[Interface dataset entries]
BEGIN

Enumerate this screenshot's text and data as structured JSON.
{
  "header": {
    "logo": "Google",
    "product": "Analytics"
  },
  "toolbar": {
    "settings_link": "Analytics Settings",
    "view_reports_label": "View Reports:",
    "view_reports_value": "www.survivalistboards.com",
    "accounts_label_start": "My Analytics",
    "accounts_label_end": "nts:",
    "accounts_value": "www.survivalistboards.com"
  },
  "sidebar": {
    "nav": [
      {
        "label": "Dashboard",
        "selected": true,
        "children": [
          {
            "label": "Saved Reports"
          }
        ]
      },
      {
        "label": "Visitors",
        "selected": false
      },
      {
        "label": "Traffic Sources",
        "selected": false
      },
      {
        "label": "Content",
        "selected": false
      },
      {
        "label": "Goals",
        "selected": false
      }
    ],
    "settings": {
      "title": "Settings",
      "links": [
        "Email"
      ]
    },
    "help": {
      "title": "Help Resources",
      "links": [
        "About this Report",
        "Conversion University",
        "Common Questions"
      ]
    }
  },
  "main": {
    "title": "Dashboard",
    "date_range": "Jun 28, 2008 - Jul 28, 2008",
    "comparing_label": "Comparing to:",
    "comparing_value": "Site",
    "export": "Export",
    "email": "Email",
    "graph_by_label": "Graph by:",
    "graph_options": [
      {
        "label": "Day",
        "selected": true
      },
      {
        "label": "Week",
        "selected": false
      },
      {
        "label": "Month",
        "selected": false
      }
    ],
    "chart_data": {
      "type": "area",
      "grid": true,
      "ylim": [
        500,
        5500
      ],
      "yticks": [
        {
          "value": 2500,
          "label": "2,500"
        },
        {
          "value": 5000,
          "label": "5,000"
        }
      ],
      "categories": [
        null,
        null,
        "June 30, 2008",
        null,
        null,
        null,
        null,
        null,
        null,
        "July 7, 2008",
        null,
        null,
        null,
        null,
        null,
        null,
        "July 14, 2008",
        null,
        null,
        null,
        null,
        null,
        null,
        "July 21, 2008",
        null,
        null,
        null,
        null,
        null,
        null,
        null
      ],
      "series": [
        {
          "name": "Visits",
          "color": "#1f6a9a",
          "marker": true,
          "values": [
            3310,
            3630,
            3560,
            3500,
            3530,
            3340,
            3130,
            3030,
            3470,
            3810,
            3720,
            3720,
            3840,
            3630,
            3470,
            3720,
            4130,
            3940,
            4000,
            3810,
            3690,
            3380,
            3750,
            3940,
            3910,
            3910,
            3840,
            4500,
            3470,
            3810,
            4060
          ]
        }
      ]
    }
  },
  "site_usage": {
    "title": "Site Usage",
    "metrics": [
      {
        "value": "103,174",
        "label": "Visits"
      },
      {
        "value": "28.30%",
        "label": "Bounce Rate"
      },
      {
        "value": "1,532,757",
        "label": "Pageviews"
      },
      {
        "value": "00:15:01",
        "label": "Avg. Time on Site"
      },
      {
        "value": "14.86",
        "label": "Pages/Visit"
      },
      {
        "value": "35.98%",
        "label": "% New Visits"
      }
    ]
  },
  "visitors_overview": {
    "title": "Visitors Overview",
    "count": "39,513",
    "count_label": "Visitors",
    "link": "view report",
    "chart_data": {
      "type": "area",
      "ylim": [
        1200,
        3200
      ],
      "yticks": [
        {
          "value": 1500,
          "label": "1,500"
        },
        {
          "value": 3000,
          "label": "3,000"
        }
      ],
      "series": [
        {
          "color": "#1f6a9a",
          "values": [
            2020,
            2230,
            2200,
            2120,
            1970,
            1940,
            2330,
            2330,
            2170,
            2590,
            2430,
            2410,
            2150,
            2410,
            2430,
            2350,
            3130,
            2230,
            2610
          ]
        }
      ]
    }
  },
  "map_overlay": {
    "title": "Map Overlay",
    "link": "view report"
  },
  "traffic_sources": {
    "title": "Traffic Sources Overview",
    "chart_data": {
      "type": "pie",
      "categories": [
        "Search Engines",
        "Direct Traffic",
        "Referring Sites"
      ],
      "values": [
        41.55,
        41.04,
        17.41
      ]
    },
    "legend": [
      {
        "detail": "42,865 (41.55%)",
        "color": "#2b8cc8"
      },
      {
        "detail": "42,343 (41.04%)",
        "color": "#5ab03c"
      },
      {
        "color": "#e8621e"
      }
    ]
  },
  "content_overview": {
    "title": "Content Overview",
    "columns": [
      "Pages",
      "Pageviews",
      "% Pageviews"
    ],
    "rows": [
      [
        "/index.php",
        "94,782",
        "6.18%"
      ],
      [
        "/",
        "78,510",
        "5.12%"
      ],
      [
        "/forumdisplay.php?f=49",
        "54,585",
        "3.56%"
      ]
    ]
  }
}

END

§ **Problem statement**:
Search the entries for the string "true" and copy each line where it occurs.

§ **Output below**:
        "selected": true,
        "selected": true
      "grid": true,
          "marker": true,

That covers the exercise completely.